Finally, the EEOC has consolidated and updated enforcement guidance regarding the use of arrest or conviction records in employment decisions. The guide describes two types of discrimination in employment decisions, disparate treatment and disparate impact. According to the EEOC, disparate treatment means “a violation may occur when an employer treats criminal history information differently for different applicants or employees, based on their race or national origin.” For its part, disparate-impact liability may occur when “an employer’s neutral policy (e.g., excluding applicants from employment based on certain criminal conduct) may disproportionately impact some individuals protected under Title VII and may violate the law if not job-related and consistent with business necessity,” the guide explains.  

It is very important for decision-makers, hiring officials, and managers to know the law, jurisprudence, and the EEOC enforcement guidance to allow employers to make hiring decisions appropriate and equitable, without engaging in discrimination.  

In conclusion, employers are challenged to provide this large number of individuals the opportunity to apply, be considered, and hired for a job. In the end, it is in the employer’s hands to analyze the seriousness of the applicants’ conduct and create a balance between an opportunity and responsible hiring. 

This article gives a general overview of the legal matters. However, it is your responsibility to ensure compliance with all the relevant federal, state, and local laws governing this area. SELECTiON.COM® does not provide legal advice, and we always suggest consulting your own legal counsel for all applicant approval matters. 

Article by Adriana Bernal
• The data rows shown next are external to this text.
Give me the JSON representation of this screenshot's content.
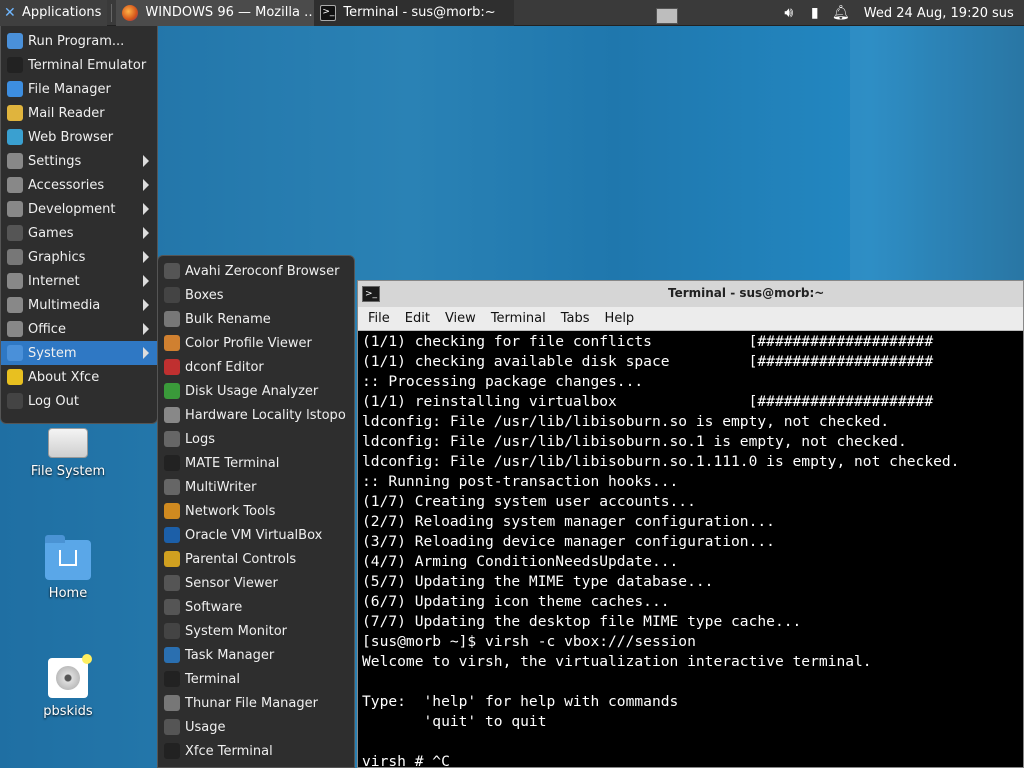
{
  "panel": {
    "applications_label": "Applications",
    "tasks": [
      {
        "label": "WINDOWS 96 — Mozilla …",
        "icon": "firefox-icon"
      },
      {
        "label": "Terminal - sus@morb:~",
        "icon": "terminal-icon"
      }
    ],
    "clock": "Wed 24 Aug, 19:20",
    "user": "sus"
  },
  "menu": {
    "items": [
      {
        "label": "Run Program...",
        "icon": "run-icon",
        "color": "#4a90d9"
      },
      {
        "label": "Terminal Emulator",
        "icon": "terminal-icon",
        "color": "#222222"
      },
      {
        "label": "File Manager",
        "icon": "folder-icon",
        "color": "#3d8ee0"
      },
      {
        "label": "Mail Reader",
        "icon": "mail-icon",
        "color": "#e0b43d"
      },
      {
        "label": "Web Browser",
        "icon": "globe-icon",
        "color": "#3aa0d0"
      },
      {
        "label": "Settings",
        "icon": "settings-icon",
        "color": "#888888"
      },
      {
        "label": "Accessories",
        "icon": "accessories-icon",
        "color": "#888888"
      },
      {
        "label": "Development",
        "icon": "development-icon",
        "color": "#888888"
      },
      {
        "label": "Games",
        "icon": "gamepad-icon",
        "color": "#555555"
      },
      {
        "label": "Graphics",
        "icon": "graphics-icon",
        "color": "#777777"
      },
      {
        "label": "Internet",
        "icon": "internet-icon",
        "color": "#888888"
      },
      {
        "label": "Multimedia",
        "icon": "multimedia-icon",
        "color": "#888888"
      },
      {
        "label": "Office",
        "icon": "office-icon",
        "color": "#888888"
      },
      {
        "label": "System",
        "icon": "gear-icon",
        "color": "#4a90d9"
      },
      {
        "label": "About Xfce",
        "icon": "star-icon",
        "color": "#e8c020"
      },
      {
        "label": "Log Out",
        "icon": "logout-icon",
        "color": "#444444"
      }
    ]
  },
  "submenu": {
    "items": [
      {
        "label": "Avahi Zeroconf Browser",
        "icon": "network-icon",
        "color": "#555555"
      },
      {
        "label": "Boxes",
        "icon": "boxes-icon",
        "color": "#444444"
      },
      {
        "label": "Bulk Rename",
        "icon": "rename-icon",
        "color": "#777777"
      },
      {
        "label": "Color Profile Viewer",
        "icon": "color-icon",
        "color": "#d08030"
      },
      {
        "label": "dconf Editor",
        "icon": "dconf-icon",
        "color": "#c03030"
      },
      {
        "label": "Disk Usage Analyzer",
        "icon": "disk-icon",
        "color": "#3a9a3a"
      },
      {
        "label": "Hardware Locality lstopo",
        "icon": "hardware-icon",
        "color": "#888888"
      },
      {
        "label": "Logs",
        "icon": "logs-icon",
        "color": "#666666"
      },
      {
        "label": "MATE Terminal",
        "icon": "terminal-icon",
        "color": "#222222"
      },
      {
        "label": "MultiWriter",
        "icon": "usb-icon",
        "color": "#666666"
      },
      {
        "label": "Network Tools",
        "icon": "network-tools-icon",
        "color": "#d08a20"
      },
      {
        "label": "Oracle VM VirtualBox",
        "icon": "virtualbox-icon",
        "color": "#1c5fa8"
      },
      {
        "label": "Parental Controls",
        "icon": "parental-icon",
        "color": "#d0a020"
      },
      {
        "label": "Sensor Viewer",
        "icon": "sensor-icon",
        "color": "#555555"
      },
      {
        "label": "Software",
        "icon": "software-icon",
        "color": "#555555"
      },
      {
        "label": "System Monitor",
        "icon": "monitor-icon",
        "color": "#444444"
      },
      {
        "label": "Task Manager",
        "icon": "task-icon",
        "color": "#2a6fb0"
      },
      {
        "label": "Terminal",
        "icon": "terminal-icon",
        "color": "#222222"
      },
      {
        "label": "Thunar File Manager",
        "icon": "thunar-icon",
        "color": "#777777"
      },
      {
        "label": "Usage",
        "icon": "usage-icon",
        "color": "#555555"
      },
      {
        "label": "Xfce Terminal",
        "icon": "terminal-icon",
        "color": "#222222"
      }
    ]
  },
  "desktop": {
    "icons": [
      {
        "label": "File System"
      },
      {
        "label": "Home"
      },
      {
        "label": "pbskids"
      }
    ]
  },
  "terminal": {
    "title": "Terminal - sus@morb:~",
    "menu": [
      "File",
      "Edit",
      "View",
      "Terminal",
      "Tabs",
      "Help"
    ],
    "lines": [
      "(1/1) checking for file conflicts           [####################",
      "(1/1) checking available disk space         [####################",
      ":: Processing package changes...",
      "(1/1) reinstalling virtualbox               [####################",
      "ldconfig: File /usr/lib/libisoburn.so is empty, not checked.",
      "ldconfig: File /usr/lib/libisoburn.so.1 is empty, not checked.",
      "ldconfig: File /usr/lib/libisoburn.so.1.111.0 is empty, not checked.",
      ":: Running post-transaction hooks...",
      "(1/7) Creating system user accounts...",
      "(2/7) Reloading system manager configuration...",
      "(3/7) Reloading device manager configuration...",
      "(4/7) Arming ConditionNeedsUpdate...",
      "(5/7) Updating the MIME type database...",
      "(6/7) Updating icon theme caches...",
      "(7/7) Updating the desktop file MIME type cache...",
      "[sus@morb ~]$ virsh -c vbox:///session",
      "Welcome to virsh, the virtualization interactive terminal.",
      "",
      "Type:  'help' for help with commands",
      "       'quit' to quit",
      "",
      "virsh # ^C"
    ]
  }
}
Adriana Bernal is the Director of Legal Affairs and Compliance at SELECTiON.COM® and regularly deals with FCRA and other background check related issues.